As for real, clear ideas that go deep, those weren’t so easy to spot. With the recent exit of Tapestry Chief Executive Victor Luis, all eyes were on Coach. But while Stuart Vevers can tell a pretty story, he has failed to build a modern identity for the label. Proenza Schouler designers Jack McCollough and Lazaro Hernandez are enjoying the creative freedom afforded by a new investor but could push themselves further. Sies Marjan designer Sander Lak, another fashion darling, also left the audience wanting.
Batsheva Hay, whose Gunne Sax-sample riffs have become near-ubiquitous kooky-lady wear, intelligently created a discourse around her clothing moderated by writer and speaker Aminatou Sow, with a series of panelists — a psychoanalyst, a philosophy professor and art history professor — who “reviewed” her clothing. It was an interesting thought experiment and showed that Hay is self-aware. Whether she’ll last beyond her big moment remains up for debate, but she’s still worth watching for now.

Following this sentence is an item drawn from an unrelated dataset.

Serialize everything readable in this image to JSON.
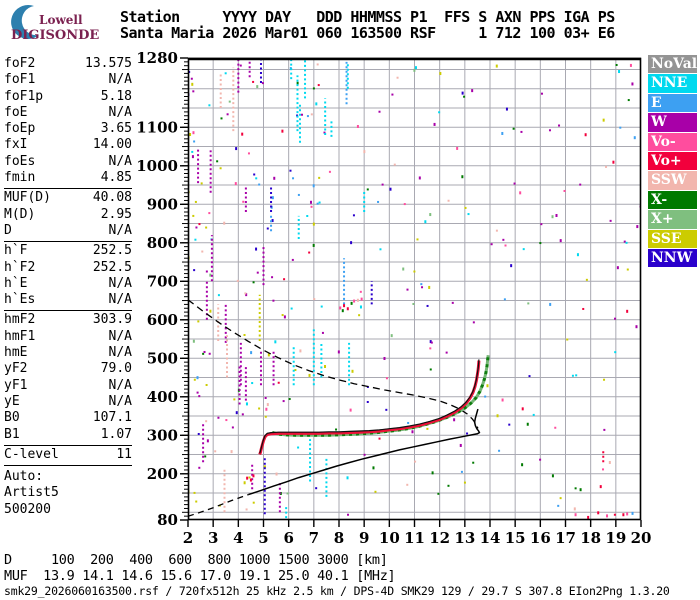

Maria Cornejo, who was recently appointed by Ford to the CFDA board, rises above them all. Consider this: While other designers are hanging on for dear life to the mutton sleeve, Cornejo took the idea someplace else, showing what she’s calling the “quadro sleeve” by engineering a sharp corner into an otherwise curved line. Cornejo doesn’t use mood boards to build her collection; perhaps that’s why it looks like none other. But it’s not the only reason she is a welcome addition to the CFDA’s decision-making body. As an independent business owner who has managed to stay afloat for more than 20 years, she can be an advocate for her peers.
Generally, things do feel like they’re on the up. But it also just seemed like designers weren’t in the mood to think out tough things, like the threat of US recession, or that fact that the industry is still heavily reliant on discounts to keep it afloat. So many fashion greats, like Calvin Klein and Donna Karan, are gone from the runways. They are able to remain in business not because they sell expensive products in glossy flagships, but because they sell shift dresses at T.J. Maxx.
While New York understands showmanship — and customer relations — sometimes it’s hard to find meaning here. The major exception to this was Pyer Moss’ Kerby Jean-Raymond, whose Sunday show is the one that will stick with you. Yes, it was grand, and no, the clothes were not revelatory; they’re far from perfect. But if you strip it all down, take away the choir, take away the Reebok money, forget about the sermon and move the crowd out of the Kings Theatre, they still said something. American Fashion is far from okay. But Jean-Raymond makes us optimistic.